Completely barring ChatGPT from classrooms, tempting as that may be, could introduce a host of new problems. Torrey Trust at the University of Massachusetts Amherst studies how teachers use technology to reshape learning. She points out that reverting to analog forms of assessment, like oral exams, can put students with disabilities at a disadvantage. And outright bans on AI tools could cement a culture of distrust. “It’s going to be harder for students to learn in an environment where a teacher is trying to catch them cheating,” says Trust. “It shifts the focus from learning to just trying to get a good grade.”
In January, at the start of the new semester, the New York City public schools banned ChatGPT on school devices and networks due to “concerns about negative impacts on student learning and concerns regarding the safety and accuracy of content,” a spokesperson told Chalkbeat. Marilyn Ramirez, who teaches high school English in Washington Heights in New York, says that her conversation with WIRED was the first she had heard of the ChatGPT ban in her district and that she was not directly informed by the New York City Department of Education.
Ramirez is the kind of teacher who will do a dramatic reading to get her kids, many of whom are special education and English language learners, hyped up about a Queen Elizabeth I speech. She’s not worried about ChatGPT. She makes an analogy with how she allows her English language learner students to use Google Translate but also helps them see where the technology falls short, and when it’s appropriate to use. She sees ChatGPT similarly: beneficial with a teacher’s guidance but ultimately limited.
When Gibson returned to school in Oregon for the new year, her plans to introduce ChatGPT to her students were thwarted—her school had banned the bot from school networks. So instead, she showed her senior AP literature class ChatGPT using screenshots of the tool.
This semester, students are reading Death of a Salesman, Wuthering Heights, and Toni Morrison’s Song of Solomon. As she explained in a TikTok about her lesson plan, she will have her students write an original thesis statement in class about the text they’re reading. Then, the class will use ChatGPT to generate essays based on that thesis statement. (To sidestep the school’s ChatGPT blockade, Gibson will use her own device to generate the essays.) Students must then take apart and improve upon the ChatGPT-generated essay—an exercise designed to teach critical analysis, the craft of precise thesis statements, and a feel for what “good writing” looks like.

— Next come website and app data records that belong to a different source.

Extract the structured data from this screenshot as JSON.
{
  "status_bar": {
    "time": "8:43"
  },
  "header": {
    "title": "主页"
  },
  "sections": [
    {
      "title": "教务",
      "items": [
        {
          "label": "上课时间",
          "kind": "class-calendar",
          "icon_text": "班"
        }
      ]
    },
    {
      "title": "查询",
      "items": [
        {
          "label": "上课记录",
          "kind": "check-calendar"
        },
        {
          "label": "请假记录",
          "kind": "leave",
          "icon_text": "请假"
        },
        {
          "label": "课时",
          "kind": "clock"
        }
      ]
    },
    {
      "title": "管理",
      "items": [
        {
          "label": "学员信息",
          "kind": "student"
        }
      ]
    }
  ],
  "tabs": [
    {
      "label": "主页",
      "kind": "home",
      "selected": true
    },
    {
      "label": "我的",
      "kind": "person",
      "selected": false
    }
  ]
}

Gibson is hopeful but also recognizes the technology is still new, and its role in education largely undefined. “Like so many things, it’s just gonna be on the shoulders of teachers to figure this out,” she says. At the time of writing, Gibson’s students had just submitted their first round of essays where she allowed them to use AI at home without repercussions. She’s still asking her school to allow students to access ChatGPT.